Your task » What is needed is the complete listing, repeated exactly.

Material provided »

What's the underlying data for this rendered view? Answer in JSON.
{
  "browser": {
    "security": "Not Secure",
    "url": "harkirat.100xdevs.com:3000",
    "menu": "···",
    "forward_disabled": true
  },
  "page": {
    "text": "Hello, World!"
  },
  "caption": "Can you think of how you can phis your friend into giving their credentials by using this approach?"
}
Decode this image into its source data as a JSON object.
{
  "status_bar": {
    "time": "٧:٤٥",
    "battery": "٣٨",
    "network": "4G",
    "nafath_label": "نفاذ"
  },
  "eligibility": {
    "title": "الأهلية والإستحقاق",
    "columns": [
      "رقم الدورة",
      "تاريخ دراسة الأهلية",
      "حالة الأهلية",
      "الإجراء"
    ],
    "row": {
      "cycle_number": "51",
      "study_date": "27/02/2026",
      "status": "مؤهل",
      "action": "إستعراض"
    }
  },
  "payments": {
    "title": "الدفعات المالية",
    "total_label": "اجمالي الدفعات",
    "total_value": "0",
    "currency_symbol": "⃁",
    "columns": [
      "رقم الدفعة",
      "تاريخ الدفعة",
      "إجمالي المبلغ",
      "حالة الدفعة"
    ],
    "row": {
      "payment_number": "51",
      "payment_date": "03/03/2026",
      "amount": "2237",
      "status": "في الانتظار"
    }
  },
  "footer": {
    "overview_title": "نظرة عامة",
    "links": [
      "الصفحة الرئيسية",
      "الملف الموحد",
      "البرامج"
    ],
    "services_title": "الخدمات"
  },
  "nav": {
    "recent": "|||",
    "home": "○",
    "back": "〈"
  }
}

Result of this task »
What's the underlying data for this rendered view? Answer in JSON.
{
  "browser": {
    "security": "Not Secure",
    "url": "harkirat.100xdevs.com:3000",
    "menu": "···",
    "forward_disabled": true
  },
  "page": {
    "text": "Hello, World!"
  },
  "caption": "Can you think of how you can phis your friend into giving their credentials by using this approach?"
}
Decode this image into its source data as a JSON object.
{
  "status_bar": {
    "time": "٧:٤٥",
    "battery": "٣٨",
    "network": "4G",
    "nafath_label": "نفاذ"
  },
  "eligibility": {
    "title": "الأهلية والإستحقاق",
    "columns": [
      "رقم الدورة",
      "تاريخ دراسة الأهلية",
      "حالة الأهلية",
      "الإجراء"
    ],
    "row": {
      "cycle_number": "51",
      "study_date": "27/02/2026",
      "status": "مؤهل",
      "action": "إستعراض"
    }
  },
  "payments": {
    "title": "الدفعات المالية",
    "total_label": "اجمالي الدفعات",
    "total_value": "0",
    "currency_symbol": "⃁",
    "columns": [
      "رقم الدفعة",
      "تاريخ الدفعة",
      "إجمالي المبلغ",
      "حالة الدفعة"
    ],
    "row": {
      "payment_number": "51",
      "payment_date": "03/03/2026",
      "amount": "2237",
      "status": "في الانتظار"
    }
  },
  "footer": {
    "overview_title": "نظرة عامة",
    "links": [
      "الصفحة الرئيسية",
      "الملف الموحد",
      "البرامج"
    ],
    "services_title": "الخدمات"
  },
  "nav": {
    "recent": "|||",
    "home": "○",
    "back": "〈"
  }
}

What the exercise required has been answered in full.